In the words to an old song:
 
smoke smoke SMOKE that cigarette
 
smoke smoke smoke until you smoke yourself to death
 
tell Saint Peter at the Golden Gate that you hate to make him wait
 
but you just gotta have another cigarette!
 
 

 

14 comments:

Hilary said...

I'm glad you quit when you did but so sorry you had to go through so much until you reached that point. Sometimes we need a bonk on the head to see straight.

A cigarette-shaped post, eh? :)

Pondside said...

I hope some people read this and are helped to stop - thank heavens you stopped and live to tell the story!

Akelamalu said...

I quit smoking over 20 years ago and am glad I did. I'm sorry it took something so frightening with your health to make you quit but it's good that you have. x

Penny @ The Comforts of Home/From Harvest To Table said...

My husband quit smoking 15 years ago, the day I brought him to the hospital because of chest pains and he had to have stents put in.

I quit smoking a week later....the day I brought him home from the hospital.

Glad you are here to tell your story.
xo
Penny

Vee said...

Never smoked, but I do have a killer chocolate addiction. So glad that you were scared straight and that you are helping others to do the same. You sure know your way around a story.

Sally said...

Like others, so glad you were able to stop, but hate that you had such terrible health issues. You're an inspiration, my dear sweet Sandi!

xoxo

Sandy Carlson said...

I am glad you are done with those things. Thanks for this story.

Carver said...

Boy can I relate to this post. I even know the song you ended with. I stopped smoking in 2001. I "quit" in 1984 and 1985 when I was pregnant and nursing and mostly smoked outside when I had my daughter but I still managed to smoke a lot. I can't stand to smell cigarettes when I'm outside now and realize how I was polluting even when I wasn't smoking inside. I'm glad you stopped too.

Carver said...

PS It occurred to me to add one more cautionary tale. With me, as it turned out, it wasn't smoking that almost killed me but it was my suntan instead. That's not to say that smoking didn't cause health problems and I am very very happy I stopped smoking because chronic bronchitis sucks but the cancer I ended up with was metastatic melanoma. It had spread to my lymph nodes by the time I was diagnosed. However, I have been very lucky and knock wood, I haven't had a recurrence since 2007.

This Is My Blog - fishing guy said...

Way to go Sandi, luckily I never picked up the habit. Back in our day they thought it was cool to smoke. That day has certainly passed.

Lee said...

Great post Sandi!

Reminds me of when we first met!

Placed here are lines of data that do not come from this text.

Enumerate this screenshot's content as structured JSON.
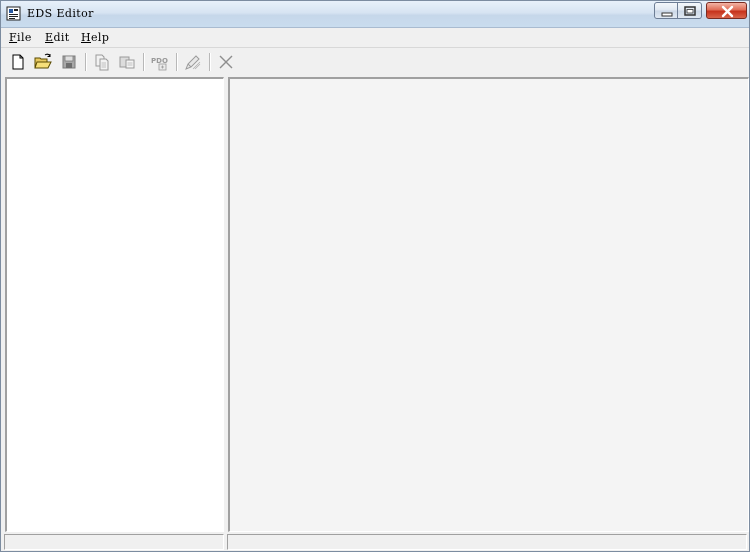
{
  "window": {
    "title": "EDS Editor",
    "buttons": {
      "minimize": "minimize",
      "maximize": "maximize",
      "close": "close"
    }
  },
  "menu": {
    "items": [
      {
        "accel": "F",
        "rest": "ile"
      },
      {
        "accel": "E",
        "rest": "dit"
      },
      {
        "accel": "H",
        "rest": "elp"
      }
    ]
  },
  "toolbar": {
    "icons": [
      "new-file-icon",
      "open-folder-icon",
      "save-icon",
      "copy-icon",
      "paste-icon",
      "pdo-icon",
      "edit-pen-icon",
      "delete-x-icon"
    ],
    "pdo_label": "PDO"
  },
  "status": {
    "left": "",
    "right": ""
  },
  "colors": {
    "title_bar": "#c9dcee",
    "close_button": "#c6321c",
    "chrome": "#f0f0f0",
    "tree_background": "#ffffff",
    "detail_background": "#f4f4f4"
  }
}
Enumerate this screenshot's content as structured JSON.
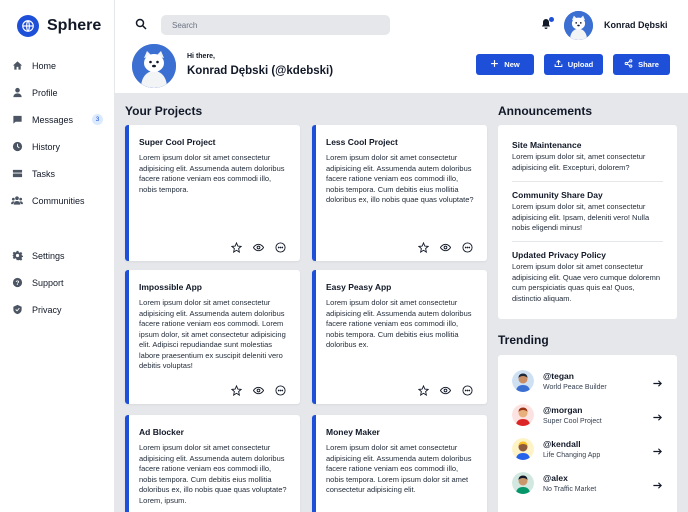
{
  "app": {
    "name": "Sphere",
    "accent": "#1e4fd8"
  },
  "sidebar": {
    "primary": [
      {
        "label": "Home",
        "icon": "home-icon"
      },
      {
        "label": "Profile",
        "icon": "user-icon"
      },
      {
        "label": "Messages",
        "icon": "chat-icon",
        "badge": "3"
      },
      {
        "label": "History",
        "icon": "clock-icon"
      },
      {
        "label": "Tasks",
        "icon": "inbox-icon"
      },
      {
        "label": "Communities",
        "icon": "users-icon"
      }
    ],
    "secondary": [
      {
        "label": "Settings",
        "icon": "gear-icon"
      },
      {
        "label": "Support",
        "icon": "help-icon"
      },
      {
        "label": "Privacy",
        "icon": "shield-icon"
      }
    ]
  },
  "header": {
    "search_placeholder": "Search",
    "user_name": "Konrad Dębski",
    "greeting": "Hi there,",
    "full_name": "Konrad Dębski (@kdebski)",
    "buttons": {
      "new": "New",
      "upload": "Upload",
      "share": "Share"
    }
  },
  "projects": {
    "title": "Your Projects",
    "items": [
      {
        "title": "Super Cool Project",
        "desc": "Lorem ipsum dolor sit amet consectetur adipisicing elit. Assumenda autem doloribus facere ratione veniam eos commodi illo, nobis tempora."
      },
      {
        "title": "Less Cool Project",
        "desc": "Lorem ipsum dolor sit amet consectetur adipisicing elit. Assumenda autem doloribus facere ratione veniam eos commodi illo, nobis tempora. Cum debitis eius mollitia doloribus ex, illo nobis quae quas voluptate?"
      },
      {
        "title": "Impossible App",
        "desc": "Lorem ipsum dolor sit amet consectetur adipisicing elit. Assumenda autem doloribus facere ratione veniam eos commodi. Lorem ipsum dolor, sit amet consectetur adipisicing elit. Adipisci repudiandae sunt molestias labore praesentium ex suscipit deleniti vero debitis voluptas!"
      },
      {
        "title": "Easy Peasy App",
        "desc": "Lorem ipsum dolor sit amet consectetur adipisicing elit. Assumenda autem doloribus facere ratione veniam eos commodi illo, nobis tempora. Cum debitis eius mollitia doloribus ex."
      },
      {
        "title": "Ad Blocker",
        "desc": "Lorem ipsum dolor sit amet consectetur adipisicing elit. Assumenda autem doloribus facere ratione veniam eos commodi illo, nobis tempora. Cum debitis eius mollitia doloribus ex, illo nobis quae quas voluptate? Lorem, ipsum."
      },
      {
        "title": "Money Maker",
        "desc": "Lorem ipsum dolor sit amet consectetur adipisicing elit. Assumenda autem doloribus facere ratione veniam eos commodi illo, nobis tempora. Lorem ipsum dolor sit amet consectetur adipisicing elit."
      }
    ]
  },
  "announcements": {
    "title": "Announcements",
    "items": [
      {
        "title": "Site Maintenance",
        "desc": "Lorem ipsum dolor sit, amet consectetur adipisicing elit. Excepturi, dolorem?"
      },
      {
        "title": "Community Share Day",
        "desc": "Lorem ipsum dolor sit, amet consectetur adipisicing elit. Ipsam, deleniti vero! Nulla nobis eligendi minus!"
      },
      {
        "title": "Updated Privacy Policy",
        "desc": "Lorem ipsum dolor sit amet consectetur adipisicing elit. Quae vero cumque doloremn cum perspiciatis quas quis ea! Quos, distinctio aliquam."
      }
    ]
  },
  "trending": {
    "title": "Trending",
    "items": [
      {
        "handle": "@tegan",
        "sub": "World Peace Builder",
        "bg": "#cfe0f3",
        "skin": "#c98e63",
        "hair": "#1f2937",
        "shirt": "#3b6fd1"
      },
      {
        "handle": "@morgan",
        "sub": "Super Cool Project",
        "bg": "#fde2e2",
        "skin": "#e8b07d",
        "hair": "#9a3412",
        "shirt": "#dc2626"
      },
      {
        "handle": "@kendall",
        "sub": "Life Changing App",
        "bg": "#fef3c7",
        "skin": "#8d5a3b",
        "hair": "#fbbf24",
        "shirt": "#2563eb"
      },
      {
        "handle": "@alex",
        "sub": "No Traffic Market",
        "bg": "#d1e7e0",
        "skin": "#c9976c",
        "hair": "#111827",
        "shirt": "#059669"
      }
    ]
  }
}
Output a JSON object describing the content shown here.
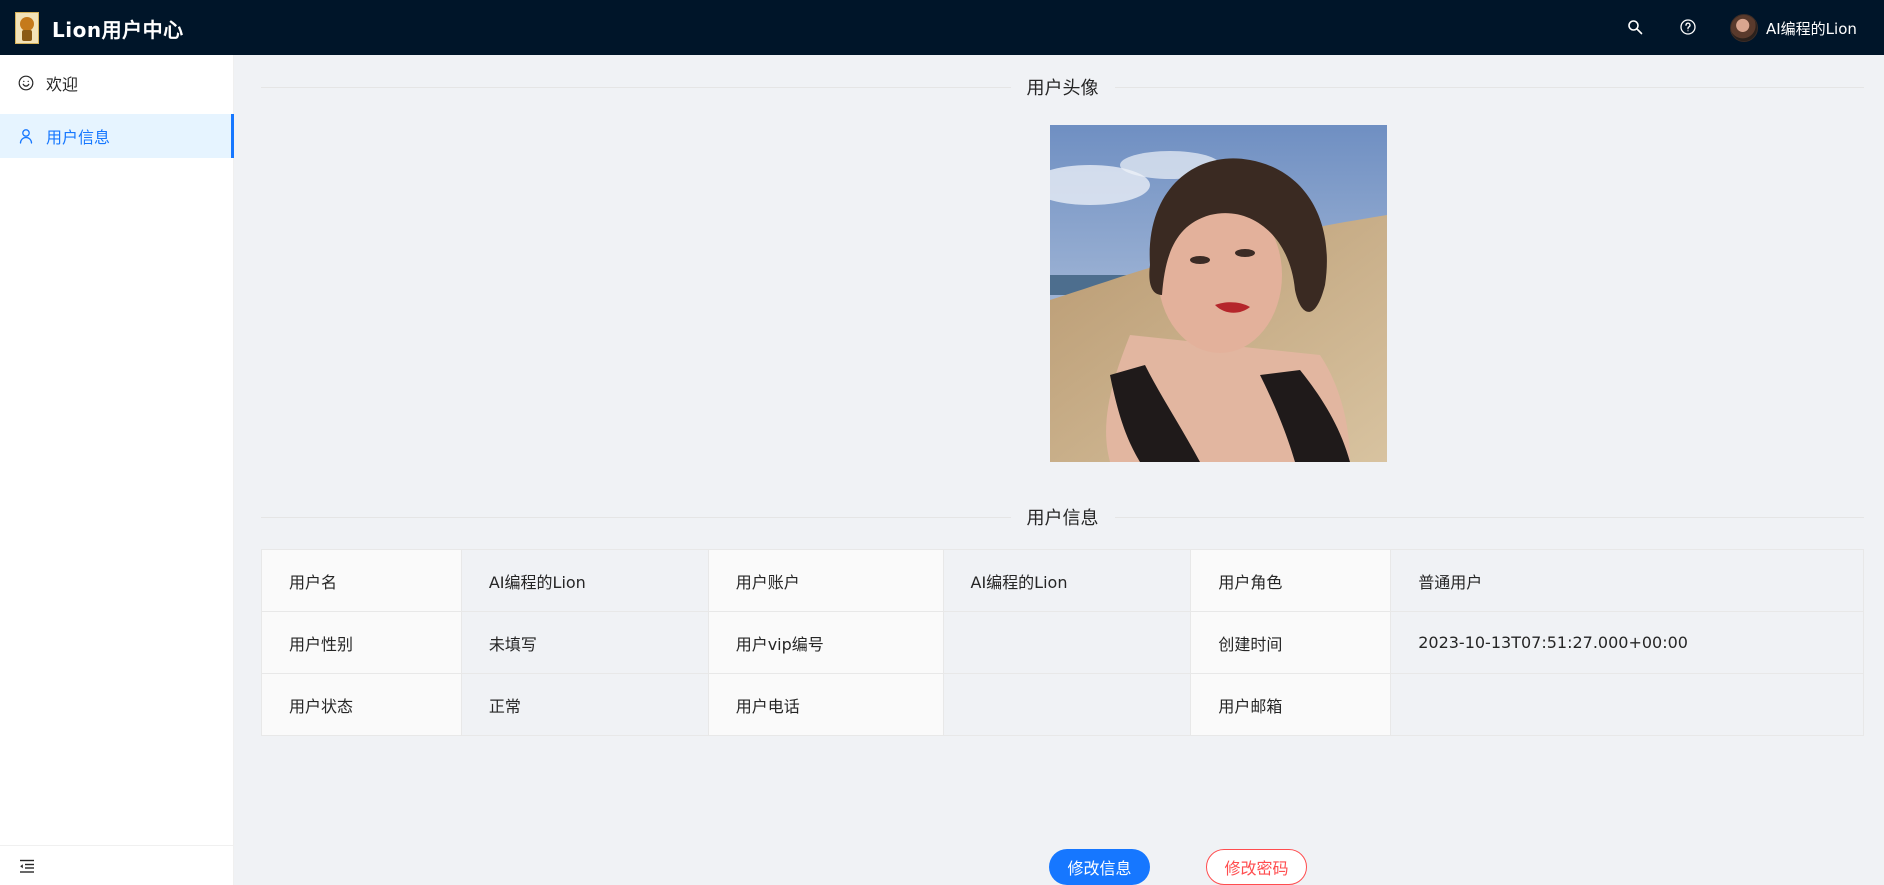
{
  "header": {
    "app_title": "Lion用户中心",
    "user_name": "AI编程的Lion",
    "icons": [
      "search-icon",
      "question-circle-icon"
    ]
  },
  "sidebar": {
    "items": [
      {
        "label": "欢迎",
        "icon": "smile-icon",
        "active": false
      },
      {
        "label": "用户信息",
        "icon": "user-icon",
        "active": true
      }
    ],
    "collapse_icon": "menu-fold-icon"
  },
  "sections": {
    "avatar_title": "用户头像",
    "info_title": "用户信息"
  },
  "user_info": {
    "rows": [
      [
        {
          "label": "用户名",
          "value": "AI编程的Lion"
        },
        {
          "label": "用户账户",
          "value": "AI编程的Lion"
        },
        {
          "label": "用户角色",
          "value": "普通用户"
        }
      ],
      [
        {
          "label": "用户性别",
          "value": "未填写"
        },
        {
          "label": "用户vip编号",
          "value": ""
        },
        {
          "label": "创建时间",
          "value": "2023-10-13T07:51:27.000+00:00"
        }
      ],
      [
        {
          "label": "用户状态",
          "value": "正常"
        },
        {
          "label": "用户电话",
          "value": ""
        },
        {
          "label": "用户邮箱",
          "value": ""
        }
      ]
    ]
  },
  "actions": {
    "edit_info": "修改信息",
    "change_password": "修改密码"
  },
  "colors": {
    "header_bg": "#001529",
    "primary": "#1677ff",
    "danger": "#ff4d4f"
  }
}
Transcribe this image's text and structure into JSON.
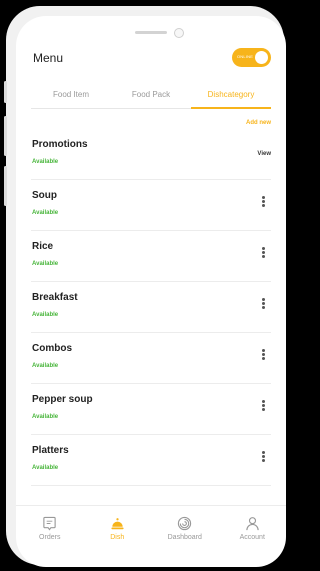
{
  "header": {
    "title": "Menu",
    "toggle_label": "ONLINE",
    "toggle_on": true
  },
  "tabs": [
    {
      "label": "Food Item",
      "active": false
    },
    {
      "label": "Food Pack",
      "active": false
    },
    {
      "label": "Dishcategory",
      "active": true
    }
  ],
  "add_new_label": "Add new",
  "categories": [
    {
      "title": "Promotions",
      "status": "Available",
      "action": "View"
    },
    {
      "title": "Soup",
      "status": "Available"
    },
    {
      "title": "Rice",
      "status": "Available"
    },
    {
      "title": "Breakfast",
      "status": "Available"
    },
    {
      "title": "Combos",
      "status": "Available"
    },
    {
      "title": "Pepper soup",
      "status": "Available"
    },
    {
      "title": "Platters",
      "status": "Available"
    }
  ],
  "bottom_nav": [
    {
      "label": "Orders",
      "icon": "orders-icon",
      "active": false
    },
    {
      "label": "Dish",
      "icon": "dish-icon",
      "active": true
    },
    {
      "label": "Dashboard",
      "icon": "dashboard-icon",
      "active": false
    },
    {
      "label": "Account",
      "icon": "account-icon",
      "active": false
    }
  ],
  "colors": {
    "accent": "#f7b41b",
    "available": "#47b53a"
  }
}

So glad you like that song! Why is your blog post only taking up half the page? I thought that maybe some pictures hadn't downloaded but there are no image placeholders showing.???

Love,
Lee

Brian Miller said...

be glad you quit...it is def not an easy habit to break...and they def dont help...it can be done though...

Jules~ said...

Hi Sandi, Thank you for the post. Boy that is so close to home. I am constantly in prayer for my mom. She has been smoking 40+ years. She has had 3 heart attacks, 3 stents and 7 angiograms. I know with being 24 hr caregiver to Nana she is indeed stressed and I know she knows she needs to quit. I wish I could do it for her but I respect her decisions all the same. Thank you for reminding me that as long as she is here it is not too late.

God bless you!

Eddie Bluelights said...

So pleased you quit Sandi - it is a horrible addiction. I managed to stop 30 years ago and I know if I hadn't done so then I wouldn't be here writing this. I was a 40 a day man - totally addicted and stopping was the hardest thing I have ever done in my life.
<y grandmother used to say, £If God intended us to smoke he would have given us chimneys on our heads!" LOL
Take care and hugs ~ Eddie x